How Does a Bone Density Scan Feel?

As you get older, your primary care physician will suggest that you have a bone density test, also known as a DEXA scan. This test checks your bones for osteoporosis. Women over 65 should generally get a bone density test every two years. Men over 70 should talk with their doctors about whether they might need a DEXA scan.

If the idea of getting a bone density test seems alarming, relax! This is a quick, painless, non-invasive imaging procedure. It involves a very low level of radiation, much less than is required for an X-ray. There are no side effects or known dangers in a bone density scan. 

What happens when you get a bone density test

Ideally, you should avoid clothing with metal, such as zippers or rivets. It’s best to avoid sequins, glitter, and any other metallic touches, as well. Leave off or remove jewelry, including piercings. 

If you follow these suggestions, you will not usually need to remove clothing. However, you will need to remove clothing with metal elements if you did not plan ahead. The metal will confuse the imaging machine.

Bone density scans are generally taken in two places: one hip and the lower back are the most common spots.
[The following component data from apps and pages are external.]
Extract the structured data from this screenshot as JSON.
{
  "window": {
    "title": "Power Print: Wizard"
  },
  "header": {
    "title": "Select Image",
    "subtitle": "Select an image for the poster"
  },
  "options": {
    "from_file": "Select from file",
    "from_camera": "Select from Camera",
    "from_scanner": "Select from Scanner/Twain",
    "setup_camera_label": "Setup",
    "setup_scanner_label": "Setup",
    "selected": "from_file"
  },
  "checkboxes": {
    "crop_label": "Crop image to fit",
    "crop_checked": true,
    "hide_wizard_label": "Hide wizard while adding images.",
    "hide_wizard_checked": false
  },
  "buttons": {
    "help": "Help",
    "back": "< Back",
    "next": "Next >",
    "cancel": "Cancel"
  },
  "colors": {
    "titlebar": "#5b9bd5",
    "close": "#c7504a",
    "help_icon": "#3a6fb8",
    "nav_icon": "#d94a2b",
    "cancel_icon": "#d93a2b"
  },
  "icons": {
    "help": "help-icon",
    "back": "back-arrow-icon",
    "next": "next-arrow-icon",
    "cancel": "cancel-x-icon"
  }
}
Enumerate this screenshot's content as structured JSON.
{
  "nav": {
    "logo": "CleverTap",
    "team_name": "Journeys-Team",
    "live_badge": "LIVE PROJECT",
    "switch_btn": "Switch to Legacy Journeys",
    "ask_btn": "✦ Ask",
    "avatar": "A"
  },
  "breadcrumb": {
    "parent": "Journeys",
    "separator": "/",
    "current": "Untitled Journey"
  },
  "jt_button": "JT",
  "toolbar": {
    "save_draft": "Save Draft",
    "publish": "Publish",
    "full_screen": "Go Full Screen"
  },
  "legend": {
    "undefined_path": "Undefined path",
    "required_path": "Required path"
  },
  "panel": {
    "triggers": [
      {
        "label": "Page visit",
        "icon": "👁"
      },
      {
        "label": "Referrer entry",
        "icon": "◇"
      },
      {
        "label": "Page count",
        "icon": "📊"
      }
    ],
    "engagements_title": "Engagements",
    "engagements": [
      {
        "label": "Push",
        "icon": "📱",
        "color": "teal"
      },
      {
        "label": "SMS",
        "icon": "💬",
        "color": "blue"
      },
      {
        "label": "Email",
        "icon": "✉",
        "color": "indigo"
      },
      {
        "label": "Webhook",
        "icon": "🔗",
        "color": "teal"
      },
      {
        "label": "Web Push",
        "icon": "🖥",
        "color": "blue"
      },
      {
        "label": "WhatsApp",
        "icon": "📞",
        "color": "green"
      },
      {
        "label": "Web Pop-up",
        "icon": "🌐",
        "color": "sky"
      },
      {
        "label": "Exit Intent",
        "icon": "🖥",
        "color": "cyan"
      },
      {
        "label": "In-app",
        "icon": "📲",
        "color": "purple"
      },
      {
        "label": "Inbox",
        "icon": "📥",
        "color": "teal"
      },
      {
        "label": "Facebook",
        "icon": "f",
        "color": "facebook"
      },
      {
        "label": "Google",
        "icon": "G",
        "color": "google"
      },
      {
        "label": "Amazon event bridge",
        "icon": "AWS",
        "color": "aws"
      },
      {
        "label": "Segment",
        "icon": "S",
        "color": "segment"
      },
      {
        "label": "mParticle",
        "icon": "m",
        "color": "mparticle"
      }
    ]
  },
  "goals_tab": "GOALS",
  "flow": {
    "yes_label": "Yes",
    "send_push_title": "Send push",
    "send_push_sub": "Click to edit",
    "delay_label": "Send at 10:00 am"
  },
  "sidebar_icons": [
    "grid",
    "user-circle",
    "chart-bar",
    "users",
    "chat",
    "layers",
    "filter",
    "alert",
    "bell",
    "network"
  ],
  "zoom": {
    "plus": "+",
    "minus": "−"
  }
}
You will lie on a table on your back. You may be provided with foam or plastic blocks to help keep your body in the right position for the scan. 

You will need to lie still during the scan. You can breathe normally. 

Some people find that they feel a bit light-headed when they sit up following the scan. Your technician may suggest that you stay sitting until you are confident about standing up.

Does it hurt?

A DEXA scan does not hurt. It is a non-invasive procedure, and it takes just 10 -20 minutes. 

If you are a woman over 65 or a man over 70, talk with your doctor about having a bone density scan. Your doctor may also recommend this test if you have risk factors for osteoporosis. 

If your bone density test shows that you have significant bone loss, your doctor will work with you on lifestyle changes and possibly medication to address the issue. Don’t hesitate to get your bone scan.